PROBLEM:
When you repeat the records, keep every word exact and drop each picture.

*** Opening of DATA FOR THIS EXERCISE ***

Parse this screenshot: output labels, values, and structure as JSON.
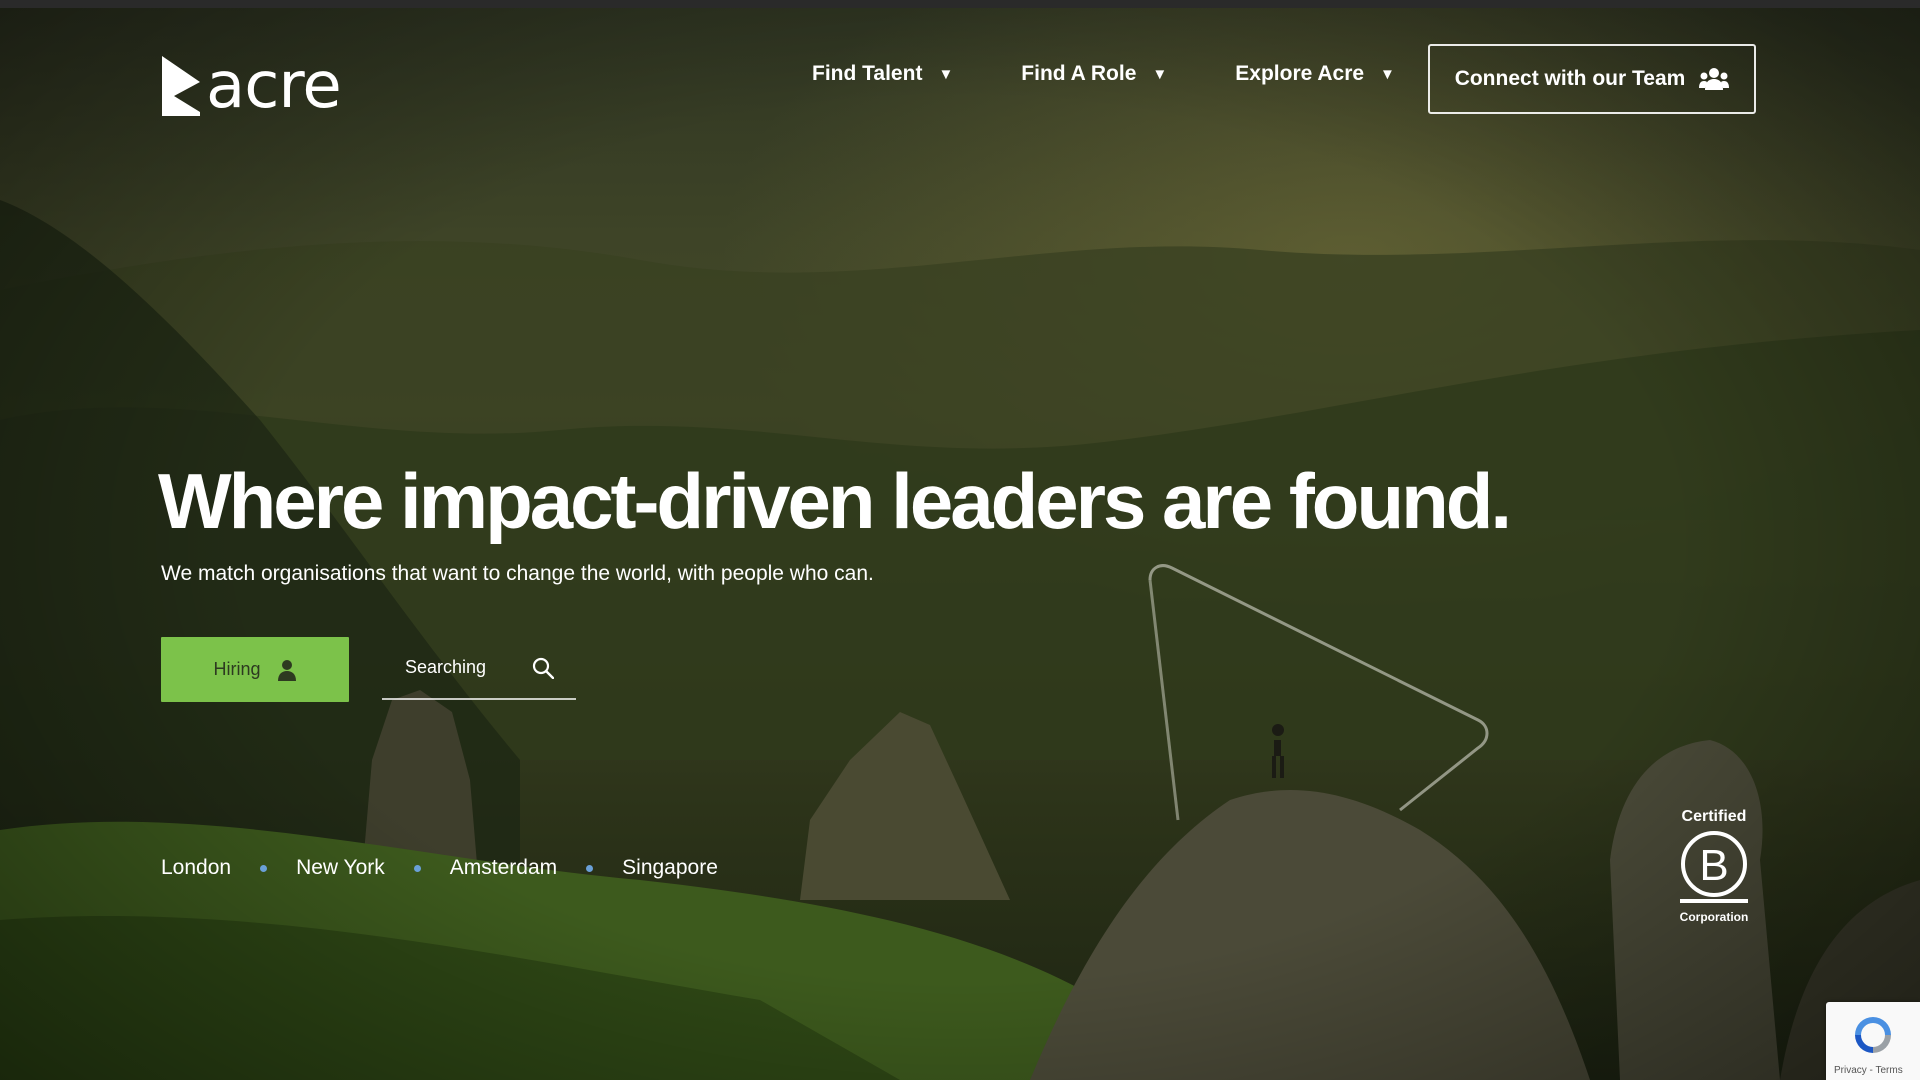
{
  "header": {
    "logo_text": "acre",
    "nav": [
      {
        "label": "Find Talent"
      },
      {
        "label": "Find A Role"
      },
      {
        "label": "Explore Acre"
      }
    ],
    "cta_label": "Connect with our Team"
  },
  "hero": {
    "headline": "Where impact-driven leaders are found.",
    "subheadline": "We match organisations that want to change the world, with people who can.",
    "hiring_label": "Hiring",
    "search_placeholder": "Searching"
  },
  "locations": [
    "London",
    "New York",
    "Amsterdam",
    "Singapore"
  ],
  "badge": {
    "top": "Certified",
    "letter": "B",
    "bottom": "Corporation"
  },
  "recaptcha": {
    "links": "Privacy - Terms"
  },
  "colors": {
    "accent_green": "#7cc24a",
    "location_dot": "#6aa0d8"
  }
}
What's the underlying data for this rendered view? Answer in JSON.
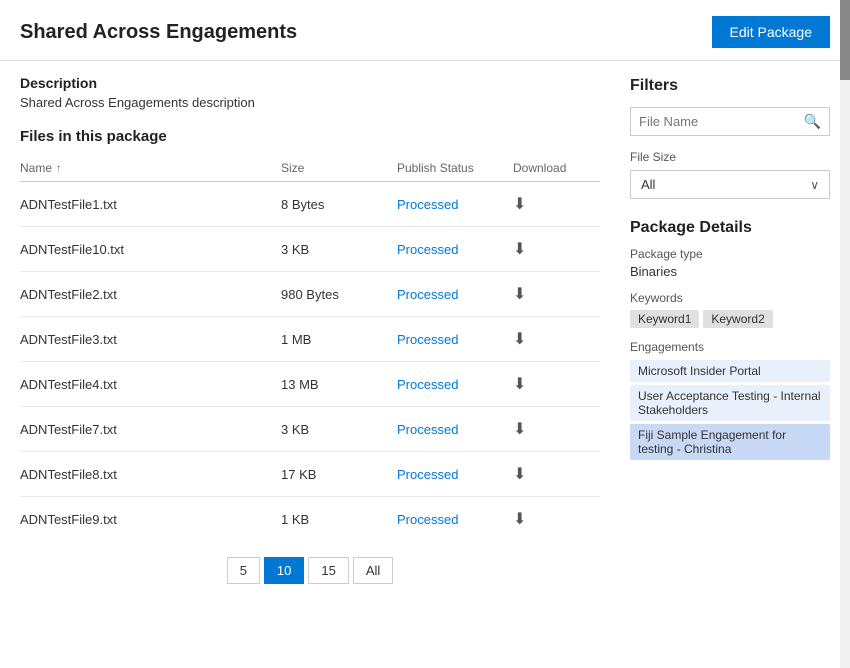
{
  "header": {
    "title": "Shared Across Engagements",
    "edit_button_label": "Edit Package"
  },
  "description": {
    "label": "Description",
    "text": "Shared Across Engagements description"
  },
  "files_section": {
    "title": "Files in this package",
    "columns": {
      "name": "Name",
      "size": "Size",
      "publish_status": "Publish Status",
      "download": "Download"
    },
    "rows": [
      {
        "name": "ADNTestFile1.txt",
        "size": "8 Bytes",
        "status": "Processed"
      },
      {
        "name": "ADNTestFile10.txt",
        "size": "3 KB",
        "status": "Processed"
      },
      {
        "name": "ADNTestFile2.txt",
        "size": "980 Bytes",
        "status": "Processed"
      },
      {
        "name": "ADNTestFile3.txt",
        "size": "1 MB",
        "status": "Processed"
      },
      {
        "name": "ADNTestFile4.txt",
        "size": "13 MB",
        "status": "Processed"
      },
      {
        "name": "ADNTestFile7.txt",
        "size": "3 KB",
        "status": "Processed"
      },
      {
        "name": "ADNTestFile8.txt",
        "size": "17 KB",
        "status": "Processed"
      },
      {
        "name": "ADNTestFile9.txt",
        "size": "1 KB",
        "status": "Processed"
      }
    ]
  },
  "pagination": {
    "pages": [
      "5",
      "10",
      "15",
      "All"
    ],
    "active": "10"
  },
  "filters": {
    "title": "Filters",
    "search_placeholder": "File Name",
    "file_size_label": "File Size",
    "file_size_value": "All"
  },
  "package_details": {
    "title": "Package Details",
    "package_type_label": "Package type",
    "package_type_value": "Binaries",
    "keywords_label": "Keywords",
    "keywords": [
      "Keyword1",
      "Keyword2"
    ],
    "engagements_label": "Engagements",
    "engagements": [
      {
        "name": "Microsoft Insider Portal",
        "highlight": false
      },
      {
        "name": "User Acceptance Testing - Internal Stakeholders",
        "highlight": false
      },
      {
        "name": "Fiji Sample Engagement for testing - Christina",
        "highlight": true
      }
    ]
  },
  "icons": {
    "search": "🔍",
    "download": "⬇",
    "sort_asc": "↑",
    "chevron_down": "∨"
  }
}
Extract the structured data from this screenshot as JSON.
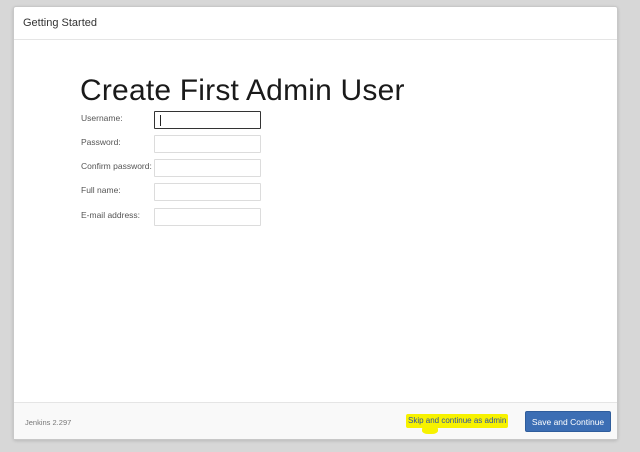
{
  "header": {
    "title": "Getting Started"
  },
  "main": {
    "title": "Create First Admin User",
    "fields": [
      {
        "label": "Username:",
        "value": "",
        "placeholder": ""
      },
      {
        "label": "Password:",
        "value": "",
        "placeholder": ""
      },
      {
        "label": "Confirm password:",
        "value": "",
        "placeholder": ""
      },
      {
        "label": "Full name:",
        "value": "",
        "placeholder": ""
      },
      {
        "label": "E-mail address:",
        "value": "",
        "placeholder": ""
      }
    ]
  },
  "footer": {
    "version": "Jenkins 2.297",
    "skip_label": "Skip and continue as admin",
    "save_label": "Save and Continue"
  },
  "colors": {
    "primary_button": "#3c6eb4",
    "highlight": "#f7f200",
    "link": "#2c4fa6"
  }
}
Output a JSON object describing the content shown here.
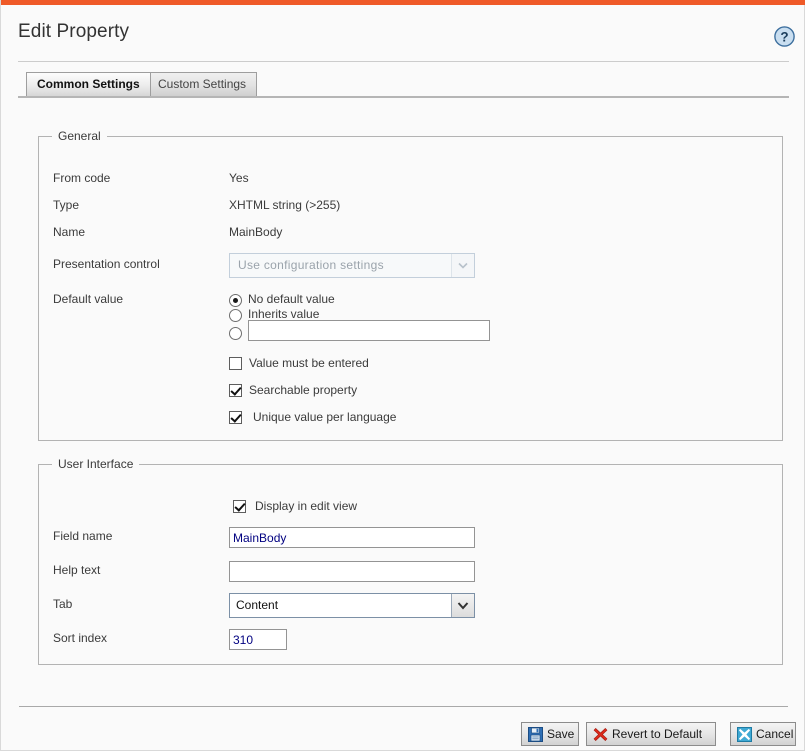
{
  "theme": {
    "accent_orange": "#ef5a28",
    "page_bg": "#fafafa",
    "border": "#b3b3b3",
    "input_text": "#000080"
  },
  "header": {
    "title": "Edit Property",
    "help_icon": "question-mark-circle-icon"
  },
  "tabs": [
    {
      "label": "Common Settings",
      "active": true
    },
    {
      "label": "Custom Settings",
      "active": false
    }
  ],
  "general": {
    "legend": "General",
    "rows": [
      {
        "label": "From code",
        "value": "Yes"
      },
      {
        "label": "Type",
        "value": "XHTML string (>255)"
      },
      {
        "label": "Name",
        "value": "MainBody"
      }
    ],
    "presentation_control": {
      "label": "Presentation control",
      "value": "Use configuration settings",
      "disabled": true,
      "arrow_icon": "chevron-down-icon"
    },
    "default_value": {
      "label": "Default value",
      "options": [
        {
          "label": "No default value",
          "selected": true
        },
        {
          "label": "Inherits value",
          "selected": false
        },
        {
          "label": "",
          "selected": false
        }
      ],
      "custom_value": "",
      "custom_placeholder": ""
    },
    "checkboxes": [
      {
        "label": "Value must be entered",
        "checked": false
      },
      {
        "label": "Searchable property",
        "checked": true
      },
      {
        "label": "Unique value per language",
        "checked": true
      }
    ]
  },
  "user_interface": {
    "legend": "User Interface",
    "display_in_edit_view": {
      "label": "Display in edit view",
      "checked": true
    },
    "field_name": {
      "label": "Field name",
      "value": "MainBody",
      "placeholder": ""
    },
    "help_text": {
      "label": "Help text",
      "value": "",
      "placeholder": ""
    },
    "tab": {
      "label": "Tab",
      "value": "Content",
      "arrow_icon": "chevron-down-icon"
    },
    "sort_index": {
      "label": "Sort index",
      "value": "310",
      "placeholder": ""
    }
  },
  "footer": {
    "buttons": [
      {
        "id": "save",
        "label": "Save",
        "icon": "floppy-disk-save-icon"
      },
      {
        "id": "revert",
        "label": "Revert to Default",
        "icon": "red-x-cross-icon"
      },
      {
        "id": "cancel",
        "label": "Cancel",
        "icon": "cancel-cross-icon"
      }
    ]
  }
}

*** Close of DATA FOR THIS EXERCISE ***

ANSWER BELOW:
Parse this screenshot: output labels, values, and structure as JSON.
{
  "header": {
    "logo_text": "acre",
    "nav": [
      {
        "label": "Find Talent"
      },
      {
        "label": "Find A Role"
      },
      {
        "label": "Explore Acre"
      }
    ],
    "cta_label": "Connect with our Team"
  },
  "hero": {
    "headline": "Where impact-driven leaders are found.",
    "subheadline": "We match organisations that want to change the world, with people who can.",
    "hiring_label": "Hiring",
    "search_placeholder": "Searching"
  },
  "locations": [
    "London",
    "New York",
    "Amsterdam",
    "Singapore"
  ],
  "badge": {
    "top": "Certified",
    "letter": "B",
    "bottom": "Corporation"
  },
  "recaptcha": {
    "links": "Privacy - Terms"
  },
  "colors": {
    "accent_green": "#7cc24a",
    "location_dot": "#6aa0d8"
  }
}
What's the underlying data for this rendered view? Answer in JSON.
{
  "header": {
    "title": "Shared Across Engagements",
    "edit_button_label": "Edit Package"
  },
  "description": {
    "label": "Description",
    "text": "Shared Across Engagements description"
  },
  "files_section": {
    "title": "Files in this package",
    "columns": {
      "name": "Name",
      "size": "Size",
      "publish_status": "Publish Status",
      "download": "Download"
    },
    "rows": [
      {
        "name": "ADNTestFile1.txt",
        "size": "8 Bytes",
        "status": "Processed"
      },
      {
        "name": "ADNTestFile10.txt",
        "size": "3 KB",
        "status": "Processed"
      },
      {
        "name": "ADNTestFile2.txt",
        "size": "980 Bytes",
        "status": "Processed"
      },
      {
        "name": "ADNTestFile3.txt",
        "size": "1 MB",
        "status": "Processed"
      },
      {
        "name": "ADNTestFile4.txt",
        "size": "13 MB",
        "status": "Processed"
      },
      {
        "name": "ADNTestFile7.txt",
        "size": "3 KB",
        "status": "Processed"
      },
      {
        "name": "ADNTestFile8.txt",
        "size": "17 KB",
        "status": "Processed"
      },
      {
        "name": "ADNTestFile9.txt",
        "size": "1 KB",
        "status": "Processed"
      }
    ]
  },
  "pagination": {
    "pages": [
      "5",
      "10",
      "15",
      "All"
    ],
    "active": "10"
  },
  "filters": {
    "title": "Filters",
    "search_placeholder": "File Name",
    "file_size_label": "File Size",
    "file_size_value": "All"
  },
  "package_details": {
    "title": "Package Details",
    "package_type_label": "Package type",
    "package_type_value": "Binaries",
    "keywords_label": "Keywords",
    "keywords": [
      "Keyword1",
      "Keyword2"
    ],
    "engagements_label": "Engagements",
    "engagements": [
      {
        "name": "Microsoft Insider Portal",
        "highlight": false
      },
      {
        "name": "User Acceptance Testing - Internal Stakeholders",
        "highlight": false
      },
      {
        "name": "Fiji Sample Engagement for testing - Christina",
        "highlight": true
      }
    ]
  },
  "icons": {
    "search": "🔍",
    "download": "⬇",
    "sort_asc": "↑",
    "chevron_down": "∨"
  }
}
Extract the structured data from this screenshot as JSON.
{
  "header": {
    "title": "Getting Started"
  },
  "main": {
    "title": "Create First Admin User",
    "fields": [
      {
        "label": "Username:",
        "value": "",
        "placeholder": ""
      },
      {
        "label": "Password:",
        "value": "",
        "placeholder": ""
      },
      {
        "label": "Confirm password:",
        "value": "",
        "placeholder": ""
      },
      {
        "label": "Full name:",
        "value": "",
        "placeholder": ""
      },
      {
        "label": "E-mail address:",
        "value": "",
        "placeholder": ""
      }
    ]
  },
  "footer": {
    "version": "Jenkins 2.297",
    "skip_label": "Skip and continue as admin",
    "save_label": "Save and Continue"
  },
  "colors": {
    "primary_button": "#3c6eb4",
    "highlight": "#f7f200",
    "link": "#2c4fa6"
  }
}
Output a JSON object describing the content shown here.
{
  "theme": {
    "accent_orange": "#ef5a28",
    "page_bg": "#fafafa",
    "border": "#b3b3b3",
    "input_text": "#000080"
  },
  "header": {
    "title": "Edit Property",
    "help_icon": "question-mark-circle-icon"
  },
  "tabs": [
    {
      "label": "Common Settings",
      "active": true
    },
    {
      "label": "Custom Settings",
      "active": false
    }
  ],
  "general": {
    "legend": "General",
    "rows": [
      {
        "label": "From code",
        "value": "Yes"
      },
      {
        "label": "Type",
        "value": "XHTML string (>255)"
      },
      {
        "label": "Name",
        "value": "MainBody"
      }
    ],
    "presentation_control": {
      "label": "Presentation control",
      "value": "Use configuration settings",
      "disabled": true,
      "arrow_icon": "chevron-down-icon"
    },
    "default_value": {
      "label": "Default value",
      "options": [
        {
          "label": "No default value",
          "selected": true
        },
        {
          "label": "Inherits value",
          "selected": false
        },
        {
          "label": "",
          "selected": false
        }
      ],
      "custom_value": "",
      "custom_placeholder": ""
    },
    "checkboxes": [
      {
        "label": "Value must be entered",
        "checked": false
      },
      {
        "label": "Searchable property",
        "checked": true
      },
      {
        "label": "Unique value per language",
        "checked": true
      }
    ]
  },
  "user_interface": {
    "legend": "User Interface",
    "display_in_edit_view": {
      "label": "Display in edit view",
      "checked": true
    },
    "field_name": {
      "label": "Field name",
      "value": "MainBody",
      "placeholder": ""
    },
    "help_text": {
      "label": "Help text",
      "value": "",
      "placeholder": ""
    },
    "tab": {
      "label": "Tab",
      "value": "Content",
      "arrow_icon": "chevron-down-icon"
    },
    "sort_index": {
      "label": "Sort index",
      "value": "310",
      "placeholder": ""
    }
  },
  "footer": {
    "buttons": [
      {
        "id": "save",
        "label": "Save",
        "icon": "floppy-disk-save-icon"
      },
      {
        "id": "revert",
        "label": "Revert to Default",
        "icon": "red-x-cross-icon"
      },
      {
        "id": "cancel",
        "label": "Cancel",
        "icon": "cancel-cross-icon"
      }
    ]
  }
}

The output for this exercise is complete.